Another season. Another heartbreak. One more winter with nothing but thoughts of loss and what could have been. Welcome to Chicago. I’ll be your guide. I like to consider myself an expert. I moved here at the first of August, so I should have it together by now. Listen, I know things about things, alright? Let’s talk about the Cubbies. The North Siders. The Lovable Losers. That last nickname feels a little ominous, doesn’t it?
I’ll get one pesky little fact out of the way up front. My Cubs fandom is completely bandwagon based. My loyalties will always lie first and foremost with the Atlanta Bravos. I didn’t hop on the Cubs train until the moment I got done watching them sweep the Braves at Wrigley Field. Something I was lucky enough to see in person, mind you. After the enviable tears were done, I noticed something. This little baseball team from Chicago was starting to get hot. They stayed that way. While a dramatic playoff race was heating up in the American League, through August, September, and the first part of October the Cubs were the most exciting team in the National League. Oh and while I’ve got you here, does anyone else hate the American League, or as I lovingly like to call it, “The Cheater’s League”? Silly designated hitters. So, am I conceited enough to believe there lies a connection between my moving to the city and a few good months of baseball? In the immortal words of Sarah Palin, “You betcha”!

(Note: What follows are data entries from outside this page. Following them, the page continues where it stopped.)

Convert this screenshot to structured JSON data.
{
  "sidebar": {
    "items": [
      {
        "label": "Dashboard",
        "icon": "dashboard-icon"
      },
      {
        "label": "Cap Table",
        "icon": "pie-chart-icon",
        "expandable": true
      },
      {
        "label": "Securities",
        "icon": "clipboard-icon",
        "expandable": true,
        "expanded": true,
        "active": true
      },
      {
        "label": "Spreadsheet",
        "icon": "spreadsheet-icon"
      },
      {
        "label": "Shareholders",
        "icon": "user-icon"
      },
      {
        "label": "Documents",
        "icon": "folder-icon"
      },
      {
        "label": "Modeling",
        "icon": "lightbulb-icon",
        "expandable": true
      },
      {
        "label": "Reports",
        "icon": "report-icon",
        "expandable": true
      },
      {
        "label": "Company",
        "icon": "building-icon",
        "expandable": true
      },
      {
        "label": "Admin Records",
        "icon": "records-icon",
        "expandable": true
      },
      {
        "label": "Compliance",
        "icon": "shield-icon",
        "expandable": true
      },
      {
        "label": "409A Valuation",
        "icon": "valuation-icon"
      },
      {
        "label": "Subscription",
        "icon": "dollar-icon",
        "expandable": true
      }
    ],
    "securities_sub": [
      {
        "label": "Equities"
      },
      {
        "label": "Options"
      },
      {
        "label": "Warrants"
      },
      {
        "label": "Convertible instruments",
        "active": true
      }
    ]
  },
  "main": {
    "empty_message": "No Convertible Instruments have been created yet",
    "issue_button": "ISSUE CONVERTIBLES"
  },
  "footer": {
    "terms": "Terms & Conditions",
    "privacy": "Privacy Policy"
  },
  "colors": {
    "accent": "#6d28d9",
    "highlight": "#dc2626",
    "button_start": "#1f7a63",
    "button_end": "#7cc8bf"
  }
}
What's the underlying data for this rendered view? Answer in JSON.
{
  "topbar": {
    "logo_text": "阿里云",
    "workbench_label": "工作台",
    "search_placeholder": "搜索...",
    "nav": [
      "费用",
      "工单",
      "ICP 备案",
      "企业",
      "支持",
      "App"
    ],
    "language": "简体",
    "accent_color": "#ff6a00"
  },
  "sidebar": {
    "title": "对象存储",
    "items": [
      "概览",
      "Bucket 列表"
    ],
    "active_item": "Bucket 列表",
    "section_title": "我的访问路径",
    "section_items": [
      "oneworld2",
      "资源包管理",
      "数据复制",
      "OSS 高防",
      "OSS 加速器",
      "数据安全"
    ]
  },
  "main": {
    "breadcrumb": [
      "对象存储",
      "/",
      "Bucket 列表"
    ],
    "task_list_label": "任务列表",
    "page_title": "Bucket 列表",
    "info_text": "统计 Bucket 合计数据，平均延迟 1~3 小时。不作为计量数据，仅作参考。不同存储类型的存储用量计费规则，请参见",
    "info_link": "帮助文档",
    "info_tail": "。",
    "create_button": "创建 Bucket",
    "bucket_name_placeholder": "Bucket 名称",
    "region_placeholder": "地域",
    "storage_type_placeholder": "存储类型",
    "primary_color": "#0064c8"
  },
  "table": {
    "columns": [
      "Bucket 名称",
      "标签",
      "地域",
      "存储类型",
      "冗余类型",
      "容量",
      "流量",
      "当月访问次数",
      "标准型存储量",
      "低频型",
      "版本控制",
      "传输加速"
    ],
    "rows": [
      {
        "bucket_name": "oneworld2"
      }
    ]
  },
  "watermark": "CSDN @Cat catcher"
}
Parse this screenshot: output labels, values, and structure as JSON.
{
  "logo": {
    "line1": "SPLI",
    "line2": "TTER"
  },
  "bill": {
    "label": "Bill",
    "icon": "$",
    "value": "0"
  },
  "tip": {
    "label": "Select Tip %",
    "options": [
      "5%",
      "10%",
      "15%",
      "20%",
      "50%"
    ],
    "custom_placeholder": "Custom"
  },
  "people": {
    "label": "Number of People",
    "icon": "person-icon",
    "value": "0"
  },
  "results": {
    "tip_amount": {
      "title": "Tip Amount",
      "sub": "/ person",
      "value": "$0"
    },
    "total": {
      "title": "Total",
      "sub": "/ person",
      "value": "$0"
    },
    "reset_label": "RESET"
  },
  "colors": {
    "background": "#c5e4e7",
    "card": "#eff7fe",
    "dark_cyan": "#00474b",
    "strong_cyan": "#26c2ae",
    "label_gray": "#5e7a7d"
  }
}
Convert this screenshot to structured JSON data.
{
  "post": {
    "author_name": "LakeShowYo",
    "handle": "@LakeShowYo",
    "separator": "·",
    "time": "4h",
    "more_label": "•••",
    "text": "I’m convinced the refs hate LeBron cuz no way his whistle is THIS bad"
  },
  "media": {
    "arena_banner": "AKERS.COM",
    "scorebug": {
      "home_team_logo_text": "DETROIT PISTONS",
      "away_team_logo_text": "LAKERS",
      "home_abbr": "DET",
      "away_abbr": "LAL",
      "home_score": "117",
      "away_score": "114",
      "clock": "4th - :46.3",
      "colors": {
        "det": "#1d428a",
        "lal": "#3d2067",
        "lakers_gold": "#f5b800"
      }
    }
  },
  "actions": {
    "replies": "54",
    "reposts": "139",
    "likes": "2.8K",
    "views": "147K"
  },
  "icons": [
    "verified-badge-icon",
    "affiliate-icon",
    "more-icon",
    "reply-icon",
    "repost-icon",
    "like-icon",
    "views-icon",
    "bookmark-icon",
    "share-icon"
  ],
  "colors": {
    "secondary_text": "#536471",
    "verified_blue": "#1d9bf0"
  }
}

I’ve been around a winning baseball team before. Sure, I was only five when the Braves won their only Championship in Atlanta, but with the exception of the first year of my life and strike-shortened season of ‘94, they won divisional titles all but consecutively until I was 15 years old. Think about that. I didn’t see my favorite team have a losing season until I was old enough to drive a car. An argument can be made that I might be spoiled. Chicago is a different story. We’ve all heard the stories. The city has the honor of holding the record of the longest Championship drought. The last time the Cubs won a World Series is 1908. To put that into perspective, since the conclusion of the 2015 season, the last time the Cubbies took the whole cake was closer to the start of Thomas Jefferson’s presidency than it is to today. That’s bad, but it gets worse. Somehow. Chicago hasn’t even made it to a World Series since 1945. This is three seasons before the next closest city on the list of longest Championship droughts, Cleveland won the Fall Classic in 1948. You might say Chicago is due.
All of this back history, this century of inflamed emotion, is bound to have an effect on a city. It sure wasn’t the effect I was expecting. Through the end of the season and into the playoffs, I was witness to something I’ve never actually seen before. The way in which Chicago embraced their North Side 9 was magical to behold. Strangers on the street were suddenly entangled in song as old friends. Flags were flown out windows and parties were in the street. It was truly beautiful the way the community came together to rally behind the men between the ivy. The air was infectious with hope and optimism. Maybe it was time. Maybe this was finally the year. I don’t know where they pulled the fire from. How do you experience disappointment all those years and still have the ability still believe in miracles? I admit I was caught up in the frenzy. I really wanted to see the magic happen. Not just for the sake of the team, but for these people I was meeting every day who just wanted the misery to end. That’s what makes the end of the story so sad. Swept by the New York Mets in four games to be knocked out of the playoffs.
There is no sigh exasperated enough to describe how the city of Chicago deflated in the wake of the loss. The disappointment was palpable in the air, but you know what was missing? Well, besides a championship. There may have been frustration, but there was no resentment. At the end of the final game against the Mets, the Cubs even received a standing ovation from the crowd as thanks for a hard fought season. For all the fire at season’s twilight, I certainly wasn’t expecting so much maturity from the fan base. Not with as much loss as they’ve endured. For the most part, there was no blame, and by blame I mean talk of silly curses. Campfire stories can be fun from time to time, and baseball is steeped in tradition,but at a certain point you have to pass them by the wayside. No billy goat is going to bring you a championship and blowing the Bartman ball to hell didn’t turn the luck around. Case and point. During the Cubbies one game Wild Card game against the Pittsburgh Pirates, pitcher and minor deity Jake Arrieta was able to steal second base during the 7th Inning. The last time a Chicago pitcher stole a base in the postseason was in 1908. The last year Chicago won the World Series. Based on this, shouldn’t the Cubs have been able to easily walk into a Championship?
The hard truth of the matter is that you have to make your own luck. Based on the performance of the team, and the ferocity of their fans support, I wouldn’t at all be surprised if they did end up working their way through the gauntlet to ultimate victory. I really think that Steve Goodman was on to something. For now, we’ll all have to live with the burden of knowing Back To The Future is about as historically, or I guess futuristically in this case, accurate as other 80’s classic Bill & Ted’s Excellent Adventure. Unfortunately, it’s time for me end on those haunted words every baseball fan dreads to hear. There’s always next season.